The final day promised long hours of testing trekking, cautious downhill walk to Ngawal Ngawal (3750m), the final stop on the trek. Nevertheless, your knees may be close to crumpled you finally roll into the village, where the Annapurna Circuit trinity of banana pancakes, apple pie and wi-fi awaited. After a week off the apple-pie trail, again you are happy to rejoin Annapurna Circuit trail.

Nar Phu Trek Permit

Nar Phu valley is a controlled area, and trekkers are allowed to enter with a special permit only, which is only issued through a registered trekking company that will also arrange the mandatory licensed guide. The cost for the Nar Phu permit is ranged from US$75 to $90 depending on the season; your permits are valid for only seven days so you must complete the trek in stated time. Be aware of the risk of Acute Mountain Sickness (AMS) on this route; there is a large altitude gain from Koto to Meta and it is essential to be acclimatized to conditions above 3000m before attempting this trek. The trek to Nar Phu is just one of a string of epic trails climbing through Nepal's 'restricted areas', remote valleys tucked against the Tibetan border. With the right permits (and enough budget for the steep fees), you can set your sights on former Buddhist kingdoms, timeless Tibetan gompas and rarely-trodden valleys dotted with the paw-prints of rarely spotted snow leopards.
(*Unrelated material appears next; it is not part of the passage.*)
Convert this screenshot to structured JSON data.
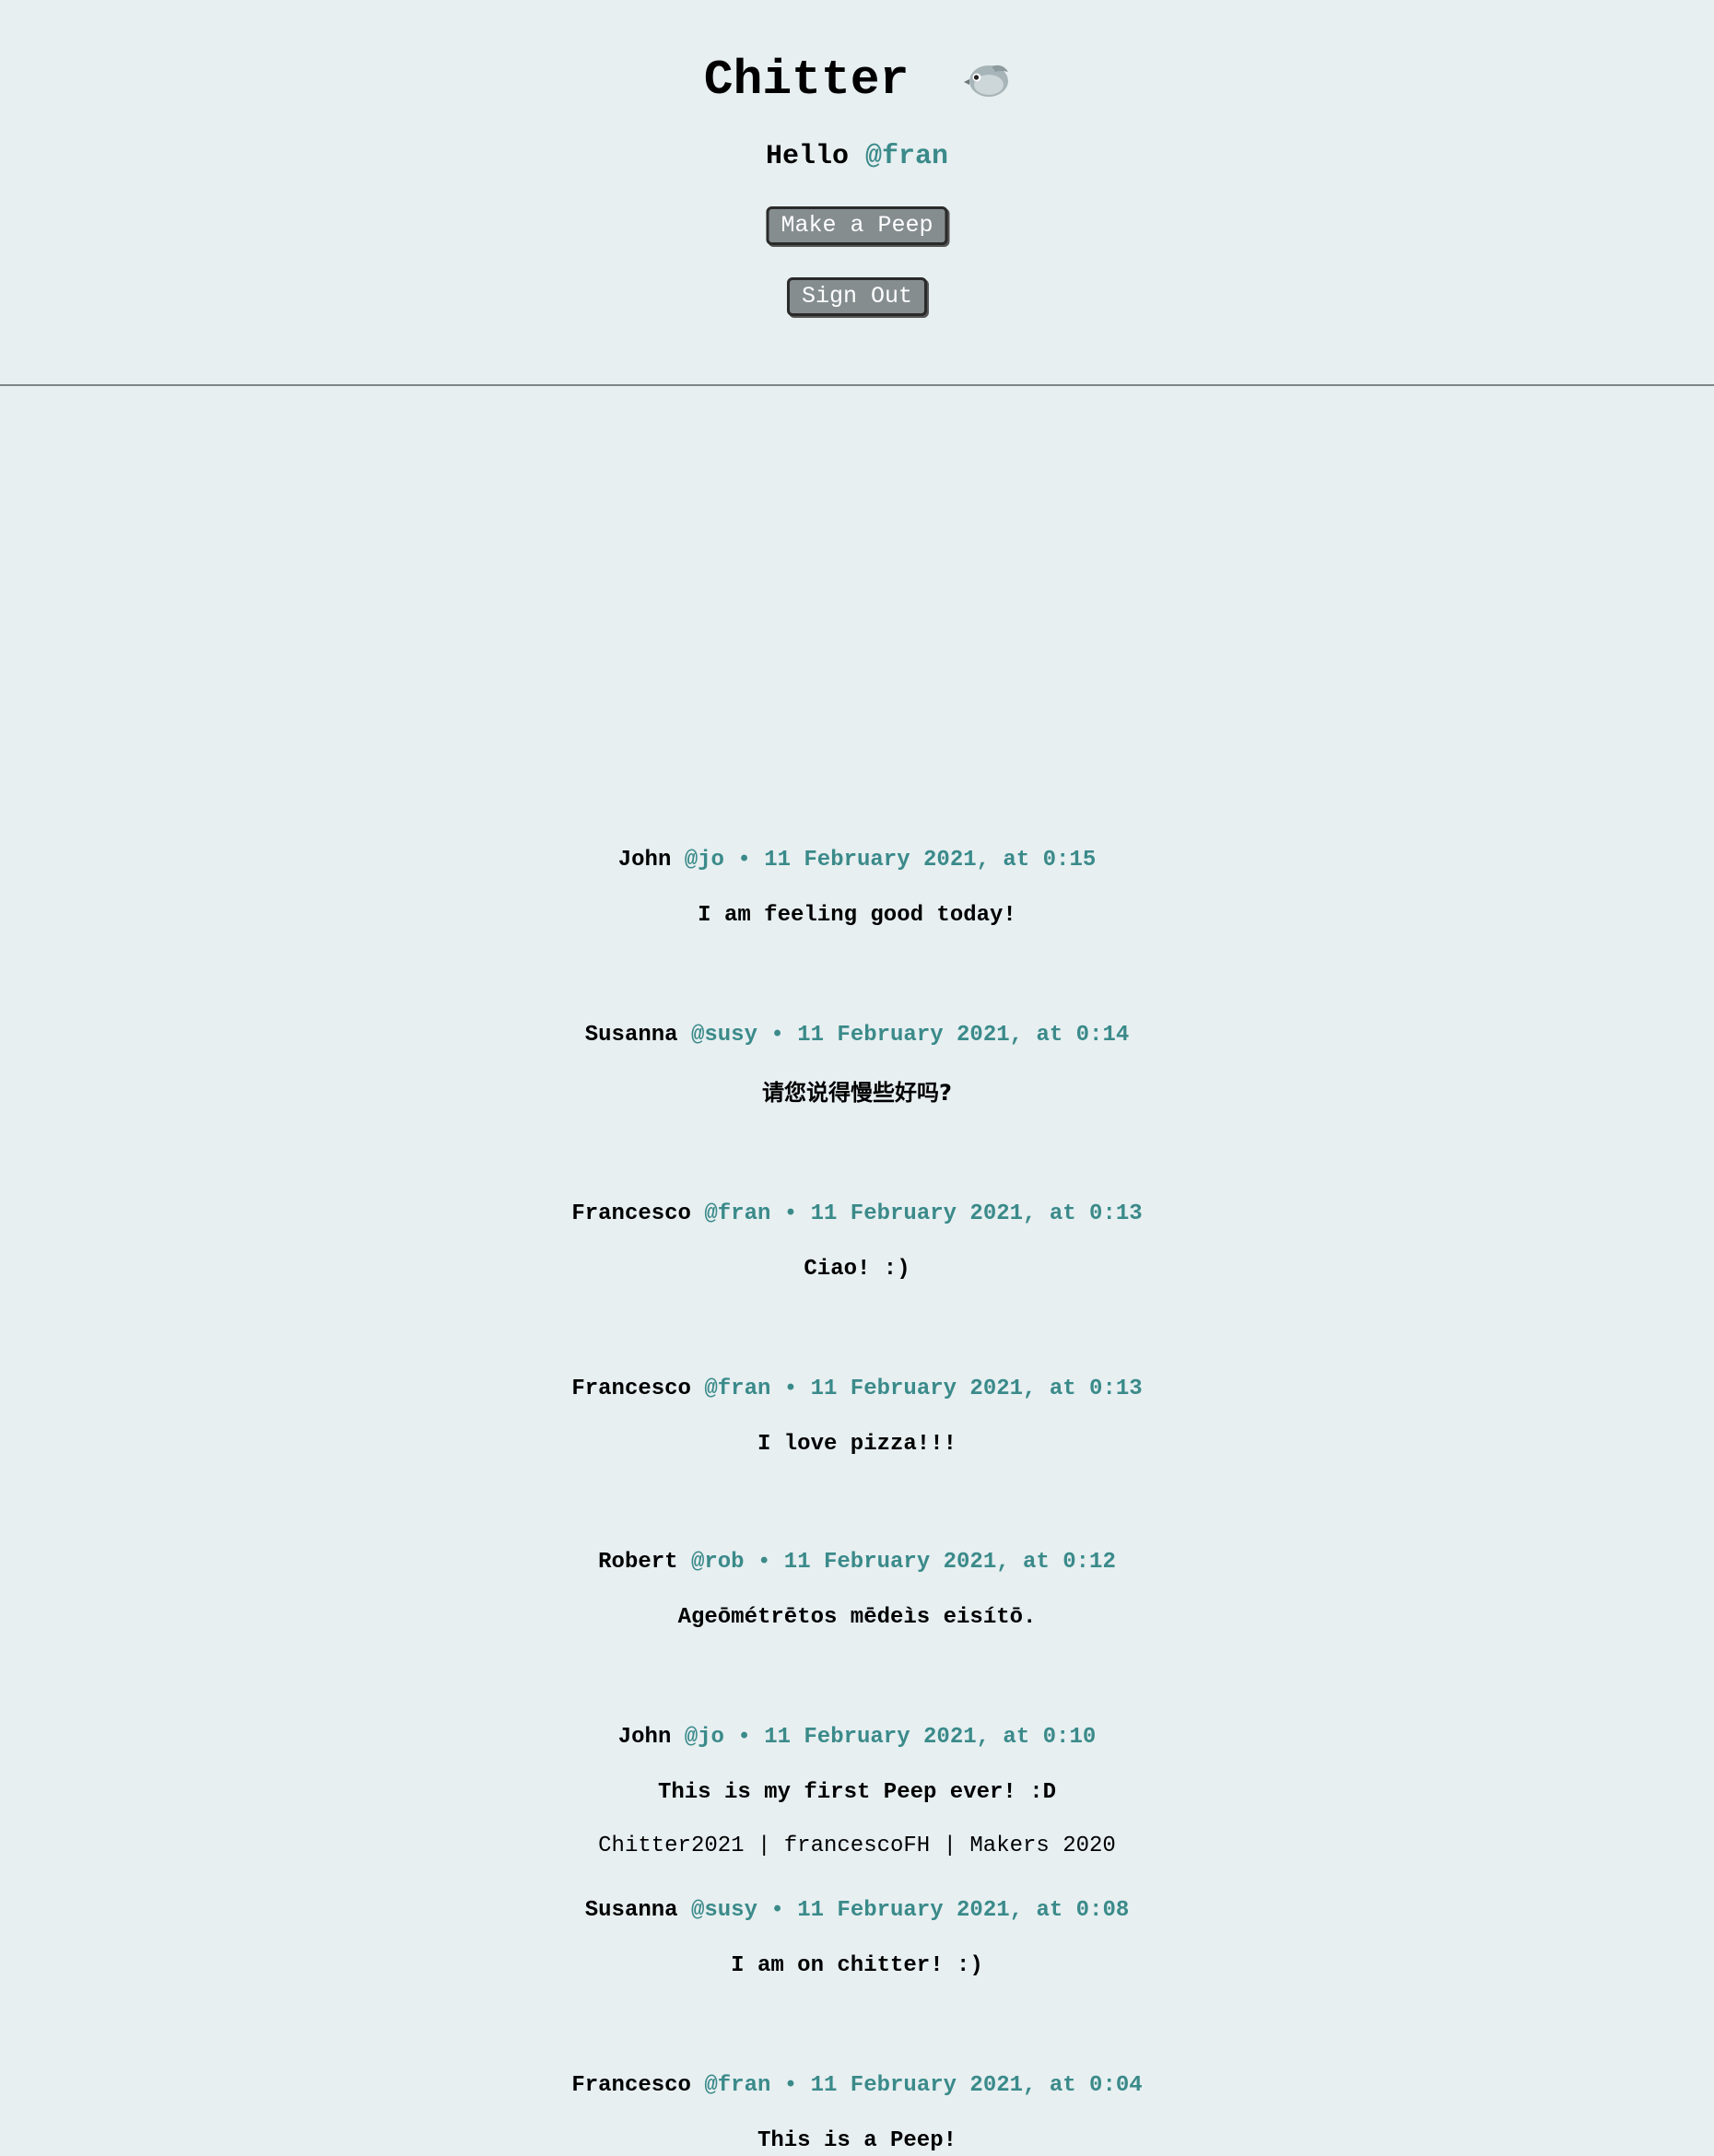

Consider the following spectacular trails:

Mani Wall in Nar Village
An ancient  chhorten in Nar Village 

Camping Trek Itinerary

Day 01: Kathmandu to Jagat.
Day 02: Jagat to Dharapani 1860m (5/6 hours)
Day 03: Dharapani to Koto 2600m (5/6 hours)
Day 04: Trek to Dharmasaala (Shelter available, needs own food) 
Day 05: Meta to Kyang 3840m) (4 hours), No accommodation, yak hut available. Need to camp.
Day 06: Kyang to Phu 4080m (3/4 hours)
Day 07: Explore around Phu, or excursion to Himlung Base Camp.
Day 08: Phu to Nar Phedi 3,490m (5/6 hours) Camping and basic lodging and meals available in the monastery.
Day 09: Trek to Nar Village 4,110m (2/3 hours)
Day 10: Trek to Kang La Phedi (only camping)
Day 11: Trek to Ngawal (3,675m) via the Kang La Pass (5,240m)
Day 12: Ngawal to Manang (3,540m.) 3-4 hours walk.

Teahouse Trek Itinerary

Day 01: Kathmandu to Jagat.
Day 02: Jagat to Dharapani 1860m (5/6 hours)
Day 03: Dharapani to Koto 2600m (5/6 hours)
Day 04: Koto to Meta 3570m (7-8 hours) big elevation gain (Beware of AMS - Alititude Mountain Sickness)
Day 05: Meta to Phu 4080m (6-7 hours)
Day 06: Extra day in Phu. Explore around.
Day 07: Phu to Nar Phedi 3,490m (5/6 hours), Basic accommodation and meals available in the monastery.
Day 08: Trek to Nar Village 4,110m (2/3 hours)
Day 09: Trek to Ngawal (3,675m) via the Kang La Pass (5,240m)

Short Teahouse Trek Itinerary for Regular Experienced Hikers

Day 01: Kathmandu to Jagat.
Day 02: Jagat to Dharapani 1860m (5/6 hours)
Day 03: Dharapani to Koto 2600m (5/6 hours)
Day 04: Koto to Meta 3570m (7-8 hours) big elevation gain (Beware of AMS)
Day 05: Meta to Phu 4080m (6-7 hours)
Day 06: Extra day in Phu. Explore around.
Day 07: Trek to Nar Village 4,110m ( 7-8 hours)
Day 08: Trek to Ngawal (3,675m) via the Kang La Pass (5,240m),7-8 hours.